**ABOUT THIS EXERCISE:** Give the number of lines in the entries below that contain "JSON". Write nothing besides it.

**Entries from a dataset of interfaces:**
■ ■ ■ ■ ■ ■ ■
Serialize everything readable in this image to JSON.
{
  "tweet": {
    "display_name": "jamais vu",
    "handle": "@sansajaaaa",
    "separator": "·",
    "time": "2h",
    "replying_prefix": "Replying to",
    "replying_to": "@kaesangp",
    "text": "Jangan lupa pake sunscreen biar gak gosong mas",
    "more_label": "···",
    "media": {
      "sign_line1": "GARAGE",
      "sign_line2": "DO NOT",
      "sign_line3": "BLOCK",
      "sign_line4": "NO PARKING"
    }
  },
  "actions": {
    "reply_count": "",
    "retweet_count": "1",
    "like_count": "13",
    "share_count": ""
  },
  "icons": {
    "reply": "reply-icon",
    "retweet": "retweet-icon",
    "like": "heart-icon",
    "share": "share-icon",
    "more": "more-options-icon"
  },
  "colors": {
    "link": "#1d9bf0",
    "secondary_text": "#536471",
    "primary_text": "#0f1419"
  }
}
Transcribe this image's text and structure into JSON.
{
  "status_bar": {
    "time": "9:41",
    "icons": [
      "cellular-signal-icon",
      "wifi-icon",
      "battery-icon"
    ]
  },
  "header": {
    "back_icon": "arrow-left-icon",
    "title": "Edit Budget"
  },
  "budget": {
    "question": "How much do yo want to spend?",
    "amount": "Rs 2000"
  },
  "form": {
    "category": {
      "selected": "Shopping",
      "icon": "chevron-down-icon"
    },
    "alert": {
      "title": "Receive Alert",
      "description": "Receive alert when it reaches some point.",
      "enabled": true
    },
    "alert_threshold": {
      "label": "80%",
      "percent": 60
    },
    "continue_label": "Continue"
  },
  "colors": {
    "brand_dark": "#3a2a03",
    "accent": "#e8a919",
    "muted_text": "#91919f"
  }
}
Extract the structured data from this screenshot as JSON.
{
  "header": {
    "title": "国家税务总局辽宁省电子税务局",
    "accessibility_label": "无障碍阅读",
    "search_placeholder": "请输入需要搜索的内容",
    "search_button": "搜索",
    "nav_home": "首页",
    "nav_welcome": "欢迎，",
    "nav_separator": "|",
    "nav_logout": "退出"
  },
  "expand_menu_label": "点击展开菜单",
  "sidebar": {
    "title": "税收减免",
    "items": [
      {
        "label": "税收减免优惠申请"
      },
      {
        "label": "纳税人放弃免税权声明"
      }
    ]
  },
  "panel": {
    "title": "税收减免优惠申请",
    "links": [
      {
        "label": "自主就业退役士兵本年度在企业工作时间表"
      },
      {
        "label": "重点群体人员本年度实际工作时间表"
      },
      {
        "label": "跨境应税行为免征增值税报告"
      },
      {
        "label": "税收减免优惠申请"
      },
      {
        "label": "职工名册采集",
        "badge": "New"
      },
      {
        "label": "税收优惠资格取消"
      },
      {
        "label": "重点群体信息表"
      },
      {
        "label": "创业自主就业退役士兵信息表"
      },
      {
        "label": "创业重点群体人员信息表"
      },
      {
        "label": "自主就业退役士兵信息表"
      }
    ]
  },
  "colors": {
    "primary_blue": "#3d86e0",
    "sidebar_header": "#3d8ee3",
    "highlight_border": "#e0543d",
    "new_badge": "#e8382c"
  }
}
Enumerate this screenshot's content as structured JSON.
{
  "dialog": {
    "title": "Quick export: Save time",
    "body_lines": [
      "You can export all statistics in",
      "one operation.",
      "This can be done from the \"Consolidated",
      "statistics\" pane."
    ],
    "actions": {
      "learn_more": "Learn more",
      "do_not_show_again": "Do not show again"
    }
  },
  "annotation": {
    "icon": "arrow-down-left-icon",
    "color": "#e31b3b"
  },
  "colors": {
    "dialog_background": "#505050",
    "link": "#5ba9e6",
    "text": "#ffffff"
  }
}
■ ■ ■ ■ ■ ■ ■
**ANSWER AREA:** 4